  • It should be entertaining.
  • It should be helpful.
  • It should be visually appealing.
  • It should allow for interaction.

14. Request Feedback For Improvement 

One should always prepare themselves for the possibility of making errors when managing a trucking firm. Recognizing when adjustments and improvements are needed is one of the most crucial components of successfully managing a profitable organization. It would help if you took advantage of your company’s website and social media accounts to seek feedback from your customers actively. It will help you develop your business. Pay close attention to the specific recommendations for improving your services’ quality. It is also wise to consult with some professionals in the trucking sector if you want to advance your career in the field in which you work.

15. Be In Compliance With The Rules And Regulations

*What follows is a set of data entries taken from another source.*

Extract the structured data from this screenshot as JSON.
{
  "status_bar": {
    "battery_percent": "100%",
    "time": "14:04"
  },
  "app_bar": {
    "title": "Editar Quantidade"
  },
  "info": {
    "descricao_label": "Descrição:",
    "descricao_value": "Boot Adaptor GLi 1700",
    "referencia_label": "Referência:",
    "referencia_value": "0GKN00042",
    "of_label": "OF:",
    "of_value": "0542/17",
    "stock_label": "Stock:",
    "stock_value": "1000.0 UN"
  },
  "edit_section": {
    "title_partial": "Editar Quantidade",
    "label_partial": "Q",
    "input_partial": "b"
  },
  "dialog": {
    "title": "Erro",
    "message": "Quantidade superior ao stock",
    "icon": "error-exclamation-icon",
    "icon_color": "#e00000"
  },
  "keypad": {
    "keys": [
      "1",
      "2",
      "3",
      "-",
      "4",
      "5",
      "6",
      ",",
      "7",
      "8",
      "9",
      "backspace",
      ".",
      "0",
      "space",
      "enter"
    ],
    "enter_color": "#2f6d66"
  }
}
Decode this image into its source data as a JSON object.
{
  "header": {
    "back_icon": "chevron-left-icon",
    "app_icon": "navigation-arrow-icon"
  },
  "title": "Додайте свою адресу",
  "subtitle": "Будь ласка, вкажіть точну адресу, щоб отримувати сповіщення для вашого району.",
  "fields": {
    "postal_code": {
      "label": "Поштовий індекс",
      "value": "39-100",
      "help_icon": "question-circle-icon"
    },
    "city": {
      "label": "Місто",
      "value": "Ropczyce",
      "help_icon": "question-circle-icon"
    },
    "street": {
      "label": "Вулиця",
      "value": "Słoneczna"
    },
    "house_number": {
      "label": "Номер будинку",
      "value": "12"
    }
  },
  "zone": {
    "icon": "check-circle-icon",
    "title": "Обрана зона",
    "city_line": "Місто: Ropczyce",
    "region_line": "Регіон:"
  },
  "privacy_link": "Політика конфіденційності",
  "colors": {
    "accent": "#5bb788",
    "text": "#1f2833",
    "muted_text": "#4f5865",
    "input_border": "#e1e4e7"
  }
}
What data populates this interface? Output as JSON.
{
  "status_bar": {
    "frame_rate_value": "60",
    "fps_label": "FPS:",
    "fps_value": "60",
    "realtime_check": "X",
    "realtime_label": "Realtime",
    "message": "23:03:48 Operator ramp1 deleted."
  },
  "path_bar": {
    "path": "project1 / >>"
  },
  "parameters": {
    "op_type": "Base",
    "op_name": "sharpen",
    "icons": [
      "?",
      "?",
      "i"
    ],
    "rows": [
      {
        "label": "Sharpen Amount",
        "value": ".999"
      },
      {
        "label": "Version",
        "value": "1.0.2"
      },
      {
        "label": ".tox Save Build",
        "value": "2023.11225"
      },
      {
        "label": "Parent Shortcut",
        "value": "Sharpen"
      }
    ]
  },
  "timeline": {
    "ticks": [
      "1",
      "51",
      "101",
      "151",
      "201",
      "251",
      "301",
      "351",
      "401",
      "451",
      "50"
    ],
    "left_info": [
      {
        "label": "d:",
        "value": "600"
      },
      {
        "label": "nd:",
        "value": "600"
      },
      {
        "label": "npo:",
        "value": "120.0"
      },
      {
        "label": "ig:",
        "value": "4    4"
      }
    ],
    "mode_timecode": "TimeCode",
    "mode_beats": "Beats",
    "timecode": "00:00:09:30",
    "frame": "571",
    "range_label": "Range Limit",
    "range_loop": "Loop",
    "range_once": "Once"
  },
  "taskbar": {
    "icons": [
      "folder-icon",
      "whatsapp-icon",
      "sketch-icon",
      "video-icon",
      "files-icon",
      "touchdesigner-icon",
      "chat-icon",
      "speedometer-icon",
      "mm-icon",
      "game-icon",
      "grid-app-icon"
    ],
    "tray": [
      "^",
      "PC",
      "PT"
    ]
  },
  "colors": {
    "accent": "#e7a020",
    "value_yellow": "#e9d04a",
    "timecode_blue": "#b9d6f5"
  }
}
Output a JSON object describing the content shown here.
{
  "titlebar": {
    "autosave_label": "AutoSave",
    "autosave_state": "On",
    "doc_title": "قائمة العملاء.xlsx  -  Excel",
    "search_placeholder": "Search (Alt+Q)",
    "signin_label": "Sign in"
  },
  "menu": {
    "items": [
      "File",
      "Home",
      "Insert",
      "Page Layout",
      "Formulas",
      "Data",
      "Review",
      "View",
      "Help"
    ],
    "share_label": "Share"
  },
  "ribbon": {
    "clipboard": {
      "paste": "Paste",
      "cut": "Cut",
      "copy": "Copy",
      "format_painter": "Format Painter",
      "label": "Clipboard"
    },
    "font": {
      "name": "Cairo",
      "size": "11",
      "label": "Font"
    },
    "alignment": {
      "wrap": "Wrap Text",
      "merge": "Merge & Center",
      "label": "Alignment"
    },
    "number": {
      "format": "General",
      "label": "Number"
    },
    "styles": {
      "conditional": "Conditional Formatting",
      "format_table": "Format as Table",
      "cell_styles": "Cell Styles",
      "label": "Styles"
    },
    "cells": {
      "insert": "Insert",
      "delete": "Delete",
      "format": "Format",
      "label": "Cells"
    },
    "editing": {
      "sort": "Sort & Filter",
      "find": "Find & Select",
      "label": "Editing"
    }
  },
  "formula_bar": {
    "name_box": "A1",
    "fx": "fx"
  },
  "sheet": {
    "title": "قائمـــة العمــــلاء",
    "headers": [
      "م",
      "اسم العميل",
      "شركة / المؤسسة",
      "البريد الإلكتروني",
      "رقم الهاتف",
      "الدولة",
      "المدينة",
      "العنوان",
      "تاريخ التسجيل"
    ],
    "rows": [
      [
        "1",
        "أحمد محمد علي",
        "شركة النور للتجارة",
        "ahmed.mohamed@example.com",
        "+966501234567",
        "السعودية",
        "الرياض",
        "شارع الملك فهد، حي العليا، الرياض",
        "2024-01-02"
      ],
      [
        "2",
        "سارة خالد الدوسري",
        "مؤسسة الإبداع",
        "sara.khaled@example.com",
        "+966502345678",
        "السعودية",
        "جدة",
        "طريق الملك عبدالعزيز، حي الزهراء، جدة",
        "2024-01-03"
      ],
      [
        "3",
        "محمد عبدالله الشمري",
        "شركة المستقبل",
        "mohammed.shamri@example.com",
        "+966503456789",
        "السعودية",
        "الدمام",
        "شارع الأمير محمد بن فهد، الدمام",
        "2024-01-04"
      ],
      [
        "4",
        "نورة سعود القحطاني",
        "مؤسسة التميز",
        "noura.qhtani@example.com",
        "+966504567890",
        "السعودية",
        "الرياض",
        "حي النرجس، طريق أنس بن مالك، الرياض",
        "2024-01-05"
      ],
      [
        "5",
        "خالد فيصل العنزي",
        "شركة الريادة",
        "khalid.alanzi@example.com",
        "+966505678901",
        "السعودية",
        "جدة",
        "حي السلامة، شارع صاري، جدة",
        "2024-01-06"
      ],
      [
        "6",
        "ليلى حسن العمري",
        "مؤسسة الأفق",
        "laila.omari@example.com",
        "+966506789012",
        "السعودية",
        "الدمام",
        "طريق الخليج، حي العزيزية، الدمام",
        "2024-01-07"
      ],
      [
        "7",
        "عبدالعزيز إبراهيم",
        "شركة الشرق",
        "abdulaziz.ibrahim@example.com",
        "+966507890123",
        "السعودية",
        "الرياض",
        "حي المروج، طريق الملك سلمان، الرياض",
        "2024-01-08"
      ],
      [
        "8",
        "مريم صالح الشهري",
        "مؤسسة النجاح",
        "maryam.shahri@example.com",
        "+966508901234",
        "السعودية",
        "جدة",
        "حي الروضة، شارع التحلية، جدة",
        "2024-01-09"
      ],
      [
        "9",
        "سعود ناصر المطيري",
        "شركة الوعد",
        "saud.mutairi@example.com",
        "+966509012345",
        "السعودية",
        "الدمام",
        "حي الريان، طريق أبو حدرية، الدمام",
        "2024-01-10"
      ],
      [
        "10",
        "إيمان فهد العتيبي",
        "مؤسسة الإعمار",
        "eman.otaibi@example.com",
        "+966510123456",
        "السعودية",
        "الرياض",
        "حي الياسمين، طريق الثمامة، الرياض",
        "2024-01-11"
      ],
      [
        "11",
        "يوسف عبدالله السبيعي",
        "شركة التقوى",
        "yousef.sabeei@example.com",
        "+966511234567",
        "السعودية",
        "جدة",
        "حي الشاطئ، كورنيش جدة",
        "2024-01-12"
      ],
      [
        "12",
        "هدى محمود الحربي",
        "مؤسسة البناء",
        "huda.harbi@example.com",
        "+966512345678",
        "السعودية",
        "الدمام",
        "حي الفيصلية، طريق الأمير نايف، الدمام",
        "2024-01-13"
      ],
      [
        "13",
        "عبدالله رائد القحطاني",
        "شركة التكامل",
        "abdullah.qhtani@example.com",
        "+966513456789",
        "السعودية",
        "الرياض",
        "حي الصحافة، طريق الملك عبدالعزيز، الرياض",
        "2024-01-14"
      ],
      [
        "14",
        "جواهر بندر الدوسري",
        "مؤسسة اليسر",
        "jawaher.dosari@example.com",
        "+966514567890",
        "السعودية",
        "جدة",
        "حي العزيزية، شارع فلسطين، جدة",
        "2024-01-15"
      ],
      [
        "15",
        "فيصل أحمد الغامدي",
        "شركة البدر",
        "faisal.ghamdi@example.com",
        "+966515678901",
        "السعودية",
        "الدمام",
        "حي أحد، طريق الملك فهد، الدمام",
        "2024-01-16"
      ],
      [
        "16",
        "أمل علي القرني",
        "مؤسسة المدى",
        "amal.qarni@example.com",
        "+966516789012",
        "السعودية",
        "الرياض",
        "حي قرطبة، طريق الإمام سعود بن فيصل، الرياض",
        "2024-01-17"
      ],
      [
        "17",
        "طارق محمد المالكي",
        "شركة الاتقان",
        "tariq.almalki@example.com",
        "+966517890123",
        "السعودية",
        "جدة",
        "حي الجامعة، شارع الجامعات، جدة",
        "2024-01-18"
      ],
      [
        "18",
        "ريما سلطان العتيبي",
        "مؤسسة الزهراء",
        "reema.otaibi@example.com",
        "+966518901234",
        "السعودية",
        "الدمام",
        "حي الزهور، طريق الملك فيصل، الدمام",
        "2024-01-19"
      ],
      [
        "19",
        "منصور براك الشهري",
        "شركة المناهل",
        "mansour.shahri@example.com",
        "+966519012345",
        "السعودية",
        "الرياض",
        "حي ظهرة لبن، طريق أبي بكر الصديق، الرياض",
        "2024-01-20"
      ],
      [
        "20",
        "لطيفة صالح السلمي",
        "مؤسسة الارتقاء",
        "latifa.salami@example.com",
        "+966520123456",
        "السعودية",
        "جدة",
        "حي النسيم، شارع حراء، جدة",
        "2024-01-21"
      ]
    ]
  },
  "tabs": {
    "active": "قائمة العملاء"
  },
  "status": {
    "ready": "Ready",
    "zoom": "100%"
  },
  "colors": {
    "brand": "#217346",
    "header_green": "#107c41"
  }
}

As the owner of a trucking company, you must guarantee that all applicable rules and regulations are complied with. It involves submitting quarterly tax reports, maintaining a valid CDL, and remaining current on local and national laws governing the trucking industry. In addition, to reduce their risk of being held liable for losses, brokers favor recruiting and working with carriers whose standards are kept current. Compliance monitoring and maintaining up-to-date knowledge of rules will be critical to gaining business as a truck driver.

16. Utilize Truck Blogs To Promote Your Website

Businesses frequently disregard a large portion of the trucking industry. Trucking companies are consistently interested in growing their operations, but only some are aware of the opportunities presented by the internet. If you advertise your website on websites devoted explicitly to trucking firms, you will be able to reach a large audience of people looking for a company much like yours. While bringing in new consumers, it is even more important to keep the existing ones coming back. There are several different approaches to taking this step, but the one that is the least complicated is just informing others about your company. One of the most effective methods to accomplish this is to provide them with things. Blog entries are an excellent method for achieving this goal. Because there are so many trucking blogs out there, you should have no trouble finding one relevant to your company’s operations. After that, you should be able to locate a blogger who is eager to write about your company on the trucking blog.


Launching and growing a trucking business takes hard work, reliability, and patience. If you want to make the most of your money, time, and effort, it’s best to focus on one aspect of the transportation industry at a time. Then, you should be fine if you practice the 15 strategies above.